ICT & Computing
Key Stage 3
In year 7 pupils learn how to use ICT for presentation, research, modelling, and multimedia and coding activities. They learn to use several different ICT and computing applications to solve larger and more complex problems. This is achieved through two formal lessons each week. The knowledge, skills and understanding that pupils gain is also applied to other areas of the curriculum where ICT is used extensively. In year 8 pupils continue to develop their creative and problem solving skills, and gain relevant experience to help prepare them prepare for their option choices process. This is achieved through a single lesson of ICT each week during year 8. Throughout year 7 and 8 pupils complete a range of interactive homework tasks each week independently using Google Classroom, and other creative problem solving online activities.
Curriculum Implementation (see also Long Term Plans)
At the start of year 7 all pupils complete the online safety alliance e-safety course, outlining relevant aspects of e-safety content. Pupils then complete their first Scratch based mini-projects, where they are introduced to several computing concepts such as loops, variables, and Boolean operators. Pupils also complete projects on binary numbers, and research important stages/key people in the development of modern computer systems. Pupils then gain experience of stop frame animation techniques, and website design where they complete projects based on realistic situations or client briefs. Pupils complete a second more advanced set of Scratch based mini-projects, which encourage them to consolidate their learning, and consolidate programming constructs. To complete year 7 pupils are introduced to Python coding language, to understand the principles of textual programming, and are then introduced to industry standard game design engine software (Fusion 2.5) which they will use to create an interactive game.

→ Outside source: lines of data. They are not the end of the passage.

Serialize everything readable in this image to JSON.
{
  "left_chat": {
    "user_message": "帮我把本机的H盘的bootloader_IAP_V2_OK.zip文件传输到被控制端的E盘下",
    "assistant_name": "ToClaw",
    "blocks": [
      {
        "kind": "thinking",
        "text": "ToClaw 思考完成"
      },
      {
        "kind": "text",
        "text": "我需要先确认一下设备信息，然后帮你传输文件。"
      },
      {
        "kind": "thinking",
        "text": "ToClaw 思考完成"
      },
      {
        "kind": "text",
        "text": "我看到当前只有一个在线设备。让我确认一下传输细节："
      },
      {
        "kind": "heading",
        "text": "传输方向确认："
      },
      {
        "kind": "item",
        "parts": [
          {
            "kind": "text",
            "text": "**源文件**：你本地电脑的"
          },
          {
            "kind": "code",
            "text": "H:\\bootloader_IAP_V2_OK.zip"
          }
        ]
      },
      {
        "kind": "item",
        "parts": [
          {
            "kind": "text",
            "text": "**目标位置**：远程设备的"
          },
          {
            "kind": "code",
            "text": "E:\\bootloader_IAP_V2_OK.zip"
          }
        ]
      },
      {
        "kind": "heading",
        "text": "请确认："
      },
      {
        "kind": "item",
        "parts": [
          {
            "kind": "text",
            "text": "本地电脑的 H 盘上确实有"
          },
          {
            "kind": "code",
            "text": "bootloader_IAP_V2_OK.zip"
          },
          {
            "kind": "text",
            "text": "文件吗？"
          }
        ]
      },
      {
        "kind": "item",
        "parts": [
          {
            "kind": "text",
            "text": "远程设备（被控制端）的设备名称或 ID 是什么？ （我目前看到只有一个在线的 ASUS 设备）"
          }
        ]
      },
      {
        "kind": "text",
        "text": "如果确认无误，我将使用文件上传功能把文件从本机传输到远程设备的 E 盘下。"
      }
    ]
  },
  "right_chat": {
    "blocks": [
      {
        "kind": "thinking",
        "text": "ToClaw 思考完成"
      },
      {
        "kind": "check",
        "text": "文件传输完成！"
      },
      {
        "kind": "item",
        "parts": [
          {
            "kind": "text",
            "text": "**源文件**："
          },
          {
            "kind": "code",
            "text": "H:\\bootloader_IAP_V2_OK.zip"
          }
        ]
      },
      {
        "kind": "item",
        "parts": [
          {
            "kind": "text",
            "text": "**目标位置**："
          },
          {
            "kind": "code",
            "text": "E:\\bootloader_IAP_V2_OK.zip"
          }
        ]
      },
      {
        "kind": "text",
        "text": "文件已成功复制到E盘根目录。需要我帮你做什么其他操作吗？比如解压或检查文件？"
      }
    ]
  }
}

During year 8 pupils continue to develop their creative & game skills by designing and creating a bespoke game design using Fusion 2.5 software, and continue to develop their Python coding skills through completion of several Python coding based mini-projects. They then gain experience of a second textual coding language, Html where they experience how to create and design websites through html & css code. Pupils finish key stage 3 by completing a video editing project, where they develop their research & analysis skills, and learn how to create a promotional video for a specific client brief.
All projects are continually throughout the year, and pupils receive regular written feedback. Each pupil has their own assessment profile where results are displayed, together with written comments and feedback from staff explaining how they can improve. Pupils also complete their own learning log throughout each year, outlining what is delivered in projects, and how they have responded to teacher feedback.
The aim of the key stage 3 curriculum content is to enable pupils to develop both their creative and problem solving skills through the use of ICT & coding. It encourages all ability ranges to experience and enjoy the project content, whilst preparing them for option choices in year 8.
Key Stage 4
During KS4 two pathways are available in ICT & computing; OCR Cambridge National in Creative iMedia (levels 1&2) graded Pass level 1 up to Distinction Star level 2, and OCR GCSE Computer Science, graded 9-1.
Curriculum Implementation (see also Long Term Plans)
The OCR Creative iMedia course is assessed through project work based tasks initially during year 9, and then pupils complete the three controlled coursework based assignments during year 10 and year 11. Units R082 (Digital Graphics), R085 (Multi-page website design), and R092 (Digital Game Creation) are assessed using the course specification criteria. Pupils also complete the mandatory R081 Pre-production documents external exam in January of year 11, and have one opportunity to retake this if necessary during the summer exam period. Each unit in Creative iMedia constitutes 25% of the final assessment result.
The OCR GCSE in computer science is assessed through both project work and individual unit assessments during year 9. During year 10 pupils then learn a range of different theory content required for Unit 1, & Unit 2 including topics such as systems architecture, memory, storage, and network topologies, in combination with continued Python challenges & projects. The mandatory 20 hour coursework based project is completed at the start of year 11, and then pupils prepare for the two external exams during the summer exam window, both of which constitute 50% towards the final assessment result.
Courses delivered in key stage in recent years (EdExcel level 2 Certificate in Digital Applications) and OCR GCSE computing have been extremely successful. During 2018 pupils achieved 100% A*-C grades in CiDA, with 41% achieving A*-A grades. In 2019 pupils achieved 100% A*-C, 40% A*-A, and 27% A* grades. As a result of the curriculum offered in Key Stage 4 a number of students elect to further their studies in both computer science, and game design courses at Key Stage 5.
Long Term Plans & Assessment Plan